> **WHAT THE TASK REQUIRES**:
Give a verbatim copy of the lines below, minus the pictures.

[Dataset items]

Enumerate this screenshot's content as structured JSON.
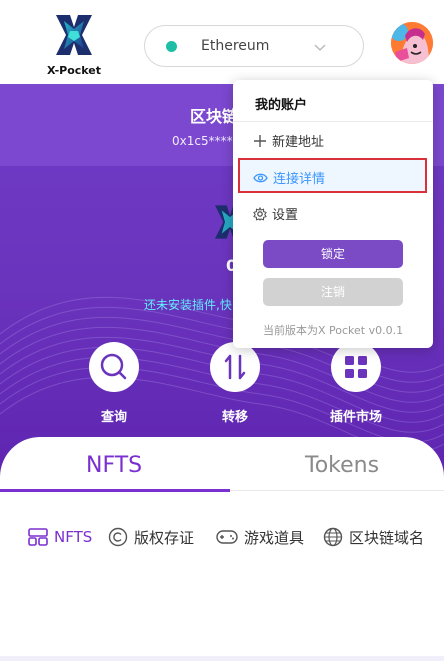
{
  "header": {
    "logo_text": "X-Pocket",
    "network": {
      "label": "Ethereum",
      "dot_color": "#1ebea5"
    }
  },
  "hero": {
    "title": "区块链",
    "address": "0x1c5*****",
    "balance": "0",
    "notice": "还未安装插件,快",
    "actions": [
      {
        "label": "查询",
        "icon": "search-icon"
      },
      {
        "label": "转移",
        "icon": "transfer-icon"
      },
      {
        "label": "插件市场",
        "icon": "grid-icon"
      }
    ]
  },
  "tabs": [
    {
      "label": "NFTS",
      "active": true
    },
    {
      "label": "Tokens",
      "active": false
    }
  ],
  "categories": [
    {
      "label": "NFTS",
      "icon": "nft-icon",
      "active": true
    },
    {
      "label": "版权存证",
      "icon": "copyright-icon",
      "active": false
    },
    {
      "label": "游戏道具",
      "icon": "gamepad-icon",
      "active": false
    },
    {
      "label": "区块链域名",
      "icon": "globe-icon",
      "active": false
    }
  ],
  "account_menu": {
    "title": "我的账户",
    "items": [
      {
        "label": "新建地址",
        "icon": "plus-icon"
      },
      {
        "label": "连接详情",
        "icon": "eye-icon",
        "highlighted": true
      },
      {
        "label": "设置",
        "icon": "gear-icon"
      }
    ],
    "lock_label": "锁定",
    "logout_label": "注销",
    "version_text": "当前版本为X Pocket v0.0.1"
  },
  "colors": {
    "brand_purple": "#7a2fd0",
    "hero_purple": "#6f3bc7",
    "highlight_border": "#d9303a",
    "link_blue": "#3b96ff"
  }
}
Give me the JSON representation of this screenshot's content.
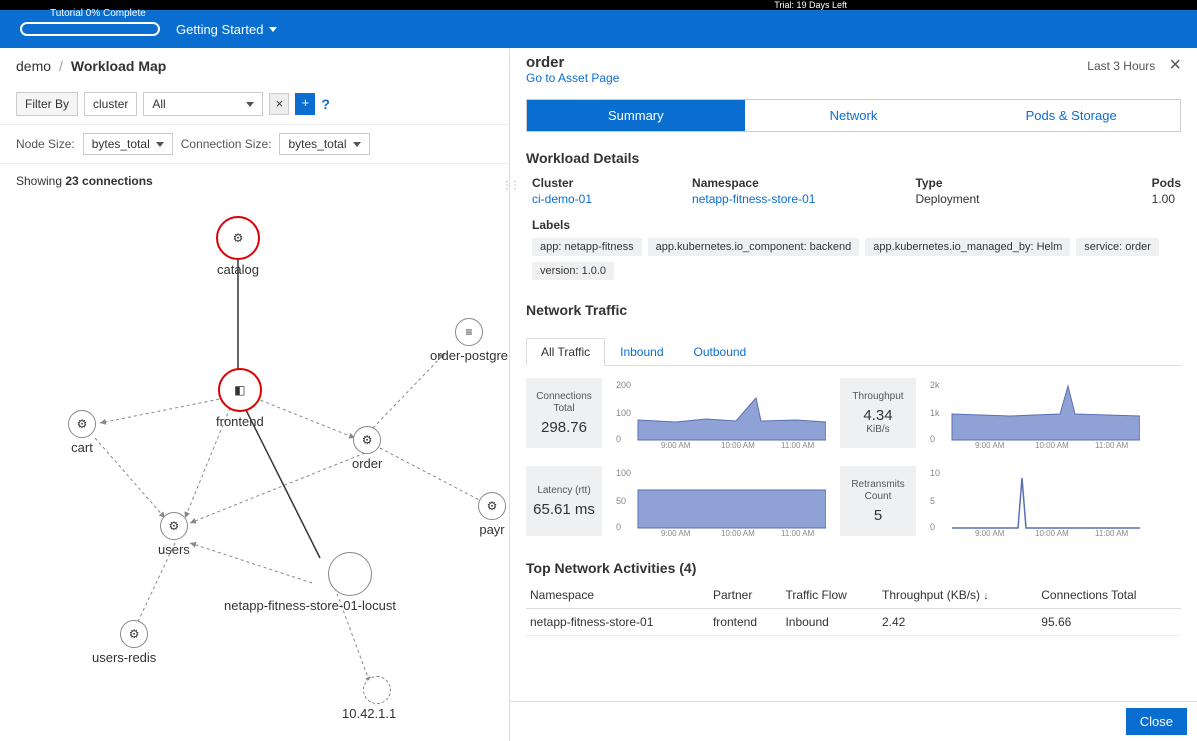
{
  "trial_text": "Trial: 19 Days Left",
  "tutorial": {
    "label": "Tutorial 0% Complete",
    "getting_started": "Getting Started"
  },
  "breadcrumb": {
    "root": "demo",
    "current": "Workload Map"
  },
  "filters": {
    "filter_by": "Filter By",
    "key": "cluster",
    "value": "All",
    "help": "?"
  },
  "sizes": {
    "node_label": "Node Size:",
    "node_value": "bytes_total",
    "conn_label": "Connection Size:",
    "conn_value": "bytes_total"
  },
  "showing": {
    "prefix": "Showing ",
    "count": "23 connections"
  },
  "nodes": {
    "catalog": "catalog",
    "frontend": "frontend",
    "cart": "cart",
    "order": "order",
    "order_postgres": "order-postgre",
    "users": "users",
    "payment": "payr",
    "locust": "netapp-fitness-store-01-locust",
    "users_redis": "users-redis",
    "ip": "10.42.1.1"
  },
  "panel": {
    "title": "order",
    "asset_link": "Go to Asset Page",
    "time_range": "Last 3 Hours",
    "tabs": {
      "summary": "Summary",
      "network": "Network",
      "pods": "Pods & Storage"
    },
    "details_title": "Workload Details",
    "details": {
      "cluster_label": "Cluster",
      "cluster_value": "ci-demo-01",
      "namespace_label": "Namespace",
      "namespace_value": "netapp-fitness-store-01",
      "type_label": "Type",
      "type_value": "Deployment",
      "pods_label": "Pods",
      "pods_value": "1.00"
    },
    "labels_title": "Labels",
    "labels": [
      "app: netapp-fitness",
      "app.kubernetes.io_component: backend",
      "app.kubernetes.io_managed_by: Helm",
      "service: order",
      "version: 1.0.0"
    ],
    "network_title": "Network Traffic",
    "subtabs": {
      "all": "All Traffic",
      "inbound": "Inbound",
      "outbound": "Outbound"
    },
    "metrics": {
      "connections": {
        "title": "Connections Total",
        "value": "298.76"
      },
      "throughput": {
        "title": "Throughput",
        "value": "4.34",
        "unit": "KiB/s"
      },
      "latency": {
        "title": "Latency (rtt)",
        "value": "65.61 ms"
      },
      "retransmits": {
        "title": "Retransmits Count",
        "value": "5"
      }
    },
    "time_ticks": [
      "9:00 AM",
      "10:00 AM",
      "11:00 AM"
    ],
    "y_ticks_a": [
      "200",
      "100",
      "0"
    ],
    "y_ticks_b": [
      "2k",
      "1k",
      "0"
    ],
    "y_ticks_c": [
      "100",
      "50",
      "0"
    ],
    "y_ticks_d": [
      "10",
      "5",
      "0"
    ],
    "activities_title": "Top Network Activities (4)",
    "activities_cols": {
      "ns": "Namespace",
      "partner": "Partner",
      "flow": "Traffic Flow",
      "tput": "Throughput (KB/s)",
      "conn": "Connections Total"
    },
    "activities_rows": [
      {
        "ns": "netapp-fitness-store-01",
        "partner": "frontend",
        "flow": "Inbound",
        "tput": "2.42",
        "conn": "95.66"
      }
    ],
    "close": "Close"
  },
  "chart_data": [
    {
      "type": "area",
      "title": "Connections Total",
      "ylim": [
        0,
        200
      ],
      "x_ticks": [
        "9:00 AM",
        "10:00 AM",
        "11:00 AM"
      ],
      "baseline": 80,
      "spike_x": 0.65,
      "spike_y": 150
    },
    {
      "type": "area",
      "title": "Throughput KiB/s",
      "ylim": [
        0,
        2000
      ],
      "x_ticks": [
        "9:00 AM",
        "10:00 AM",
        "11:00 AM"
      ],
      "baseline": 900,
      "spike_x": 0.65,
      "spike_y": 1900
    },
    {
      "type": "area",
      "title": "Latency ms",
      "ylim": [
        0,
        100
      ],
      "x_ticks": [
        "9:00 AM",
        "10:00 AM",
        "11:00 AM"
      ],
      "baseline": 65,
      "spike_x": null,
      "spike_y": null
    },
    {
      "type": "line",
      "title": "Retransmits",
      "ylim": [
        0,
        10
      ],
      "x_ticks": [
        "9:00 AM",
        "10:00 AM",
        "11:00 AM"
      ],
      "baseline": 0,
      "spike_x": 0.35,
      "spike_y": 9
    }
  ]
}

> **SOLUTION**:
Enumerate this screenshot's content as structured JSON.
{
  "header": {
    "logo_text": "X-Pocket",
    "network": {
      "label": "Ethereum",
      "dot_color": "#1ebea5"
    }
  },
  "hero": {
    "title": "区块链",
    "address": "0x1c5*****",
    "balance": "0",
    "notice": "还未安装插件,快",
    "actions": [
      {
        "label": "查询",
        "icon": "search-icon"
      },
      {
        "label": "转移",
        "icon": "transfer-icon"
      },
      {
        "label": "插件市场",
        "icon": "grid-icon"
      }
    ]
  },
  "tabs": [
    {
      "label": "NFTS",
      "active": true
    },
    {
      "label": "Tokens",
      "active": false
    }
  ],
  "categories": [
    {
      "label": "NFTS",
      "icon": "nft-icon",
      "active": true
    },
    {
      "label": "版权存证",
      "icon": "copyright-icon",
      "active": false
    },
    {
      "label": "游戏道具",
      "icon": "gamepad-icon",
      "active": false
    },
    {
      "label": "区块链域名",
      "icon": "globe-icon",
      "active": false
    }
  ],
  "account_menu": {
    "title": "我的账户",
    "items": [
      {
        "label": "新建地址",
        "icon": "plus-icon"
      },
      {
        "label": "连接详情",
        "icon": "eye-icon",
        "highlighted": true
      },
      {
        "label": "设置",
        "icon": "gear-icon"
      }
    ],
    "lock_label": "锁定",
    "logout_label": "注销",
    "version_text": "当前版本为X Pocket v0.0.1"
  },
  "colors": {
    "brand_purple": "#7a2fd0",
    "hero_purple": "#6f3bc7",
    "highlight_border": "#d9303a",
    "link_blue": "#3b96ff"
  }
}
Give me the JSON representation of this screenshot's content.
{
  "trial_text": "Trial: 19 Days Left",
  "tutorial": {
    "label": "Tutorial 0% Complete",
    "getting_started": "Getting Started"
  },
  "breadcrumb": {
    "root": "demo",
    "current": "Workload Map"
  },
  "filters": {
    "filter_by": "Filter By",
    "key": "cluster",
    "value": "All",
    "help": "?"
  },
  "sizes": {
    "node_label": "Node Size:",
    "node_value": "bytes_total",
    "conn_label": "Connection Size:",
    "conn_value": "bytes_total"
  },
  "showing": {
    "prefix": "Showing ",
    "count": "23 connections"
  },
  "nodes": {
    "catalog": "catalog",
    "frontend": "frontend",
    "cart": "cart",
    "order": "order",
    "order_postgres": "order-postgre",
    "users": "users",
    "payment": "payr",
    "locust": "netapp-fitness-store-01-locust",
    "users_redis": "users-redis",
    "ip": "10.42.1.1"
  },
  "panel": {
    "title": "order",
    "asset_link": "Go to Asset Page",
    "time_range": "Last 3 Hours",
    "tabs": {
      "summary": "Summary",
      "network": "Network",
      "pods": "Pods & Storage"
    },
    "details_title": "Workload Details",
    "details": {
      "cluster_label": "Cluster",
      "cluster_value": "ci-demo-01",
      "namespace_label": "Namespace",
      "namespace_value": "netapp-fitness-store-01",
      "type_label": "Type",
      "type_value": "Deployment",
      "pods_label": "Pods",
      "pods_value": "1.00"
    },
    "labels_title": "Labels",
    "labels": [
      "app: netapp-fitness",
      "app.kubernetes.io_component: backend",
      "app.kubernetes.io_managed_by: Helm",
      "service: order",
      "version: 1.0.0"
    ],
    "network_title": "Network Traffic",
    "subtabs": {
      "all": "All Traffic",
      "inbound": "Inbound",
      "outbound": "Outbound"
    },
    "metrics": {
      "connections": {
        "title": "Connections Total",
        "value": "298.76"
      },
      "throughput": {
        "title": "Throughput",
        "value": "4.34",
        "unit": "KiB/s"
      },
      "latency": {
        "title": "Latency (rtt)",
        "value": "65.61 ms"
      },
      "retransmits": {
        "title": "Retransmits Count",
        "value": "5"
      }
    },
    "time_ticks": [
      "9:00 AM",
      "10:00 AM",
      "11:00 AM"
    ],
    "y_ticks_a": [
      "200",
      "100",
      "0"
    ],
    "y_ticks_b": [
      "2k",
      "1k",
      "0"
    ],
    "y_ticks_c": [
      "100",
      "50",
      "0"
    ],
    "y_ticks_d": [
      "10",
      "5",
      "0"
    ],
    "activities_title": "Top Network Activities (4)",
    "activities_cols": {
      "ns": "Namespace",
      "partner": "Partner",
      "flow": "Traffic Flow",
      "tput": "Throughput (KB/s)",
      "conn": "Connections Total"
    },
    "activities_rows": [
      {
        "ns": "netapp-fitness-store-01",
        "partner": "frontend",
        "flow": "Inbound",
        "tput": "2.42",
        "conn": "95.66"
      }
    ],
    "close": "Close"
  },
  "chart_data": [
    {
      "type": "area",
      "title": "Connections Total",
      "ylim": [
        0,
        200
      ],
      "x_ticks": [
        "9:00 AM",
        "10:00 AM",
        "11:00 AM"
      ],
      "baseline": 80,
      "spike_x": 0.65,
      "spike_y": 150
    },
    {
      "type": "area",
      "title": "Throughput KiB/s",
      "ylim": [
        0,
        2000
      ],
      "x_ticks": [
        "9:00 AM",
        "10:00 AM",
        "11:00 AM"
      ],
      "baseline": 900,
      "spike_x": 0.65,
      "spike_y": 1900
    },
    {
      "type": "area",
      "title": "Latency ms",
      "ylim": [
        0,
        100
      ],
      "x_ticks": [
        "9:00 AM",
        "10:00 AM",
        "11:00 AM"
      ],
      "baseline": 65,
      "spike_x": null,
      "spike_y": null
    },
    {
      "type": "line",
      "title": "Retransmits",
      "ylim": [
        0,
        10
      ],
      "x_ticks": [
        "9:00 AM",
        "10:00 AM",
        "11:00 AM"
      ],
      "baseline": 0,
      "spike_x": 0.35,
      "spike_y": 9
    }
  ]
}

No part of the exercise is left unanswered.